Building insualtion

Thermal insulation usually refers to the use of appropriate insulation materials and design adaptations for buildings to slow the transfer of heat through the enclosure to reduce heat loss and gain. The transfer of heat is caused by the temperature difference between indoors and outdoors. Heat may be transferred either by conduction, convection, or radiation. The rate of transmission is closely related to the propagating medium. Heat is lost or gained by transmission through the ceilings, walls, floors, windows, and doors. This heat reduction and acquisition are usually unwelcome. It not only increases the load on the HVAC system resulting in more energy wastes but also reduces the thermal comfort of people in the building. Thermal insulation in buildings is an important factor in achieving thermal comfort for its occupants. Insulation reduces unwanted heat loss or gain and can decrease the energy demands of heating and cooling systems. It does not necessarily deal with issues of adequate ventilation and may or may not affect the level of sound insulation. In a narrow sense insulation can just refer to the insulation materials employed to slow heat loss, such as: cellulose, glass wool, rock wool, polystyrene, urethane foam, vermiculite, perlite, wood fiber, plant fiber (cannabis, flax, cotton, cork, etc.), recycled cotton denim, plant straw, animal fiber (sheep's wool), cement, and earth or soil, reflective insulation (also known as radiant barrier) but it can also involve a range of designs and techniques to address the main modes of heat transfer - conduction, radiation, and convection materials. Most of the materials in the above list only retain a large amount of air or other gases between the molecules of the material. The gas conducts heat much less than the solids. These materials can form gas cavities, which can be used to insulate heat with low heat transfer efficiency.
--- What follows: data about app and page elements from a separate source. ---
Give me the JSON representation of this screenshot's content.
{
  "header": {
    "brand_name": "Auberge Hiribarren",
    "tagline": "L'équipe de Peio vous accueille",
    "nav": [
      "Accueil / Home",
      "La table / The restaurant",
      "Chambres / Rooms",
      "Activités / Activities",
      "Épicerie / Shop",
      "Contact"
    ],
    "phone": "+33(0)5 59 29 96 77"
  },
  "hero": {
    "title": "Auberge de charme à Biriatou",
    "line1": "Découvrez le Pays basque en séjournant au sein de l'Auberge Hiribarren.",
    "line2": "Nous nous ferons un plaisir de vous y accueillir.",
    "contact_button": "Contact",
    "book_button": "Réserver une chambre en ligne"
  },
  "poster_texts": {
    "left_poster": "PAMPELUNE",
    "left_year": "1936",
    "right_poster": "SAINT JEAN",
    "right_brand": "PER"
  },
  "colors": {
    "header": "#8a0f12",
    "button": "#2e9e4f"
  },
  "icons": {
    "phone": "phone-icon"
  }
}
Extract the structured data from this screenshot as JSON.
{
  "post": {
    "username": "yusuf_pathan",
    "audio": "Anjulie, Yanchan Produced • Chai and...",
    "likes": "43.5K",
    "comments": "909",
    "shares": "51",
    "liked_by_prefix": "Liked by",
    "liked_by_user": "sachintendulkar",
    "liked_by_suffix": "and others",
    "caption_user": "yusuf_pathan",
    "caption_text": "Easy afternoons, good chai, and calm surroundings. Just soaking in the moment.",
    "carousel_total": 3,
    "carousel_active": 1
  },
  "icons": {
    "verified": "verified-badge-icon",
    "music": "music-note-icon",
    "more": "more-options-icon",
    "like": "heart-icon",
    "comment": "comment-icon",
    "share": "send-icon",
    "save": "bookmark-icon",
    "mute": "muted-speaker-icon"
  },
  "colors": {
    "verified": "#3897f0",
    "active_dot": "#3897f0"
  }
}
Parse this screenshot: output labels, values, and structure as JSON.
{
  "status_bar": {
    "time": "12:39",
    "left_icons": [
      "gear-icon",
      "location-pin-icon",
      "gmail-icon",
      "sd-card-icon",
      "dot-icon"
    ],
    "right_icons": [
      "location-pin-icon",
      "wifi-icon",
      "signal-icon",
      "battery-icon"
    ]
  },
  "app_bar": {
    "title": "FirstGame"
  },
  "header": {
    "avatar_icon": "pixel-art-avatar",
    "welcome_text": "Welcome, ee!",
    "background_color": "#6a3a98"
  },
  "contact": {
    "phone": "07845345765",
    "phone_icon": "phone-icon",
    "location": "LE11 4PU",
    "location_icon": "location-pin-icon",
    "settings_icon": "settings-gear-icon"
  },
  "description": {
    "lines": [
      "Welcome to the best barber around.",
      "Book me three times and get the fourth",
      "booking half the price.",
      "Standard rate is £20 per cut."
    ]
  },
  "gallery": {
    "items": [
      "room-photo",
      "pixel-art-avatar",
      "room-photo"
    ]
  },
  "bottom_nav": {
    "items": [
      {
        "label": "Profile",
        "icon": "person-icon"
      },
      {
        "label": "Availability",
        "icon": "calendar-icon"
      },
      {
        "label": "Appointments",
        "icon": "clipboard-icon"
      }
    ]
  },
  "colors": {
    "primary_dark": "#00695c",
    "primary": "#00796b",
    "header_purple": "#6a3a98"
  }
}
This situation also occurs in the fur of animals and birds feathers, animal hair can employ the low thermal conductivity of small pockets of gas, so as to achieve the purpose of reducing heat loss.